(Dataset excerpts)
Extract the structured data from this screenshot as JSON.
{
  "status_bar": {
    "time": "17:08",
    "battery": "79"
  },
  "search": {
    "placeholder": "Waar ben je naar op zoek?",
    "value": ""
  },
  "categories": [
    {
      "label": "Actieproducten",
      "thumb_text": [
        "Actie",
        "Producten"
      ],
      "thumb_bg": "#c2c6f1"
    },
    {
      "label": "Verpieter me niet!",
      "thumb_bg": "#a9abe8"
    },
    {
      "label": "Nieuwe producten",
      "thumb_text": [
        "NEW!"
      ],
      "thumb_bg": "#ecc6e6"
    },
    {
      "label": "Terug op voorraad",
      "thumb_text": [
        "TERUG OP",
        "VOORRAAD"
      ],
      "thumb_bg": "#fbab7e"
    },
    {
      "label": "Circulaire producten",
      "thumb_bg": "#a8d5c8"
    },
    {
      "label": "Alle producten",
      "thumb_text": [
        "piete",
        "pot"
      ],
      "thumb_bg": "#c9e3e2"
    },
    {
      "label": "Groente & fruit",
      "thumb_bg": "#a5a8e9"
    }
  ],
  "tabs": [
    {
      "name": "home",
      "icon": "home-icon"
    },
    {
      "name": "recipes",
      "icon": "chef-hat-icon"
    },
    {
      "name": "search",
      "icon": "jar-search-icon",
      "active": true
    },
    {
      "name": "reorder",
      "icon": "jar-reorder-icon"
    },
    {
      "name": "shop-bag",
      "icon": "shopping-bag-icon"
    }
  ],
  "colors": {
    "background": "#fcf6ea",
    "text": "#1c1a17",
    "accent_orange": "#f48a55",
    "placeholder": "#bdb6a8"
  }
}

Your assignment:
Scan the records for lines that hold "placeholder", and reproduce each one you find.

Answer area:
    "placeholder": "Waar ben je naar op zoek?",
    "placeholder": "#bdb6a8"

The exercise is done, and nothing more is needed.